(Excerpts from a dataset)
=== Section Start ===

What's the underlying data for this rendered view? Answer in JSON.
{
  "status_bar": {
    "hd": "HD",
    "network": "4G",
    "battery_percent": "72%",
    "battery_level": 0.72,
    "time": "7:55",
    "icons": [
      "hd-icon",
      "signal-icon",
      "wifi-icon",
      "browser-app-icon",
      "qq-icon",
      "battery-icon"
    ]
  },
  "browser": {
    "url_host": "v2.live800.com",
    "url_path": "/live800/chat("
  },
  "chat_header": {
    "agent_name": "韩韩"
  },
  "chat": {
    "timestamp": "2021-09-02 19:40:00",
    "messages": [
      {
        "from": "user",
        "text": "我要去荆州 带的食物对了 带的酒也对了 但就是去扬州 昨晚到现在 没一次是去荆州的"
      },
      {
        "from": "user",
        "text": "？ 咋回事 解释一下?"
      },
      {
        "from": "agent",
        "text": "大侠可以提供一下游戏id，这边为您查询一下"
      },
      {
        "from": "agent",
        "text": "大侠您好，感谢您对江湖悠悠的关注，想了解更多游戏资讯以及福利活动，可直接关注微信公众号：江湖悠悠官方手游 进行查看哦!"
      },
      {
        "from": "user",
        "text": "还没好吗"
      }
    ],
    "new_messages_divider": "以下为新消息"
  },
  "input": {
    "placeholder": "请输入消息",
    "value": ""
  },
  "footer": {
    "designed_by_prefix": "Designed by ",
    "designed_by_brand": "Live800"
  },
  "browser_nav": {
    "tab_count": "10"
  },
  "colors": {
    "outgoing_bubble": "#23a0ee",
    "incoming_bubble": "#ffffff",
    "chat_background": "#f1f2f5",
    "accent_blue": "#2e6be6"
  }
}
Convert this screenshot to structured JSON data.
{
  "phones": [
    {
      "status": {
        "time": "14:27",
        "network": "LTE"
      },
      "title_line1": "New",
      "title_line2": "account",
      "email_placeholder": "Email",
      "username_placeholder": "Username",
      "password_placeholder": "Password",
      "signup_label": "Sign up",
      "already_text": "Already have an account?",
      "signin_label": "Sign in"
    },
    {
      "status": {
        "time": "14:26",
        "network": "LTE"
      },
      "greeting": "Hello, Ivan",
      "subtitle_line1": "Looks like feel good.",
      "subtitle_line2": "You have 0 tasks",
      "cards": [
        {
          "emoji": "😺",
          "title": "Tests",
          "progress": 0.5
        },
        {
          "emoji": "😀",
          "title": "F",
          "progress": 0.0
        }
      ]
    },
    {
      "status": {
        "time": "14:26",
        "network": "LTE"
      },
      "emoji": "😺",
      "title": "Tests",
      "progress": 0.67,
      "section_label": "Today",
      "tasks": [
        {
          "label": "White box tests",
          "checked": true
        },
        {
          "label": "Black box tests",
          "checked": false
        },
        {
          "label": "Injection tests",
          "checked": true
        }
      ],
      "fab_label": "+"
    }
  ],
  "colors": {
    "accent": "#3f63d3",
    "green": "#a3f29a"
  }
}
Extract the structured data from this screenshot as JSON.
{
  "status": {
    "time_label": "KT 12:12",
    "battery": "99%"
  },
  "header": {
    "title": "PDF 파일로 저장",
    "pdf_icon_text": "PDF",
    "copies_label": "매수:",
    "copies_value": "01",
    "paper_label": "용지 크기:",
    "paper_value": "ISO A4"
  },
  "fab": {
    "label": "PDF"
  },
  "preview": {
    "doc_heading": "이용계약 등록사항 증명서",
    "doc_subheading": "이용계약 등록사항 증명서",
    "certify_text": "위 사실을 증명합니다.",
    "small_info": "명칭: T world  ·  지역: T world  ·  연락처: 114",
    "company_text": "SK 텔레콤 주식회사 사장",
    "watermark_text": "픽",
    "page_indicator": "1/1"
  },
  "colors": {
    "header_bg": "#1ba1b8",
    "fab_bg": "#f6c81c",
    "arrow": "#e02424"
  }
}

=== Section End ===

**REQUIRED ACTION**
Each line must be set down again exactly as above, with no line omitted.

**RESULT BELOW**
What's the underlying data for this rendered view? Answer in JSON.
{
  "status_bar": {
    "hd": "HD",
    "network": "4G",
    "battery_percent": "72%",
    "battery_level": 0.72,
    "time": "7:55",
    "icons": [
      "hd-icon",
      "signal-icon",
      "wifi-icon",
      "browser-app-icon",
      "qq-icon",
      "battery-icon"
    ]
  },
  "browser": {
    "url_host": "v2.live800.com",
    "url_path": "/live800/chat("
  },
  "chat_header": {
    "agent_name": "韩韩"
  },
  "chat": {
    "timestamp": "2021-09-02 19:40:00",
    "messages": [
      {
        "from": "user",
        "text": "我要去荆州 带的食物对了 带的酒也对了 但就是去扬州 昨晚到现在 没一次是去荆州的"
      },
      {
        "from": "user",
        "text": "？ 咋回事 解释一下?"
      },
      {
        "from": "agent",
        "text": "大侠可以提供一下游戏id，这边为您查询一下"
      },
      {
        "from": "agent",
        "text": "大侠您好，感谢您对江湖悠悠的关注，想了解更多游戏资讯以及福利活动，可直接关注微信公众号：江湖悠悠官方手游 进行查看哦!"
      },
      {
        "from": "user",
        "text": "还没好吗"
      }
    ],
    "new_messages_divider": "以下为新消息"
  },
  "input": {
    "placeholder": "请输入消息",
    "value": ""
  },
  "footer": {
    "designed_by_prefix": "Designed by ",
    "designed_by_brand": "Live800"
  },
  "browser_nav": {
    "tab_count": "10"
  },
  "colors": {
    "outgoing_bubble": "#23a0ee",
    "incoming_bubble": "#ffffff",
    "chat_background": "#f1f2f5",
    "accent_blue": "#2e6be6"
  }
}
Convert this screenshot to structured JSON data.
{
  "phones": [
    {
      "status": {
        "time": "14:27",
        "network": "LTE"
      },
      "title_line1": "New",
      "title_line2": "account",
      "email_placeholder": "Email",
      "username_placeholder": "Username",
      "password_placeholder": "Password",
      "signup_label": "Sign up",
      "already_text": "Already have an account?",
      "signin_label": "Sign in"
    },
    {
      "status": {
        "time": "14:26",
        "network": "LTE"
      },
      "greeting": "Hello, Ivan",
      "subtitle_line1": "Looks like feel good.",
      "subtitle_line2": "You have 0 tasks",
      "cards": [
        {
          "emoji": "😺",
          "title": "Tests",
          "progress": 0.5
        },
        {
          "emoji": "😀",
          "title": "F",
          "progress": 0.0
        }
      ]
    },
    {
      "status": {
        "time": "14:26",
        "network": "LTE"
      },
      "emoji": "😺",
      "title": "Tests",
      "progress": 0.67,
      "section_label": "Today",
      "tasks": [
        {
          "label": "White box tests",
          "checked": true
        },
        {
          "label": "Black box tests",
          "checked": false
        },
        {
          "label": "Injection tests",
          "checked": true
        }
      ],
      "fab_label": "+"
    }
  ],
  "colors": {
    "accent": "#3f63d3",
    "green": "#a3f29a"
  }
}
Extract the structured data from this screenshot as JSON.
{
  "status": {
    "time_label": "KT 12:12",
    "battery": "99%"
  },
  "header": {
    "title": "PDF 파일로 저장",
    "pdf_icon_text": "PDF",
    "copies_label": "매수:",
    "copies_value": "01",
    "paper_label": "용지 크기:",
    "paper_value": "ISO A4"
  },
  "fab": {
    "label": "PDF"
  },
  "preview": {
    "doc_heading": "이용계약 등록사항 증명서",
    "doc_subheading": "이용계약 등록사항 증명서",
    "certify_text": "위 사실을 증명합니다.",
    "small_info": "명칭: T world  ·  지역: T world  ·  연락처: 114",
    "company_text": "SK 텔레콤 주식회사 사장",
    "watermark_text": "픽",
    "page_indicator": "1/1"
  },
  "colors": {
    "header_bg": "#1ba1b8",
    "fab_bg": "#f6c81c",
    "arrow": "#e02424"
  }
}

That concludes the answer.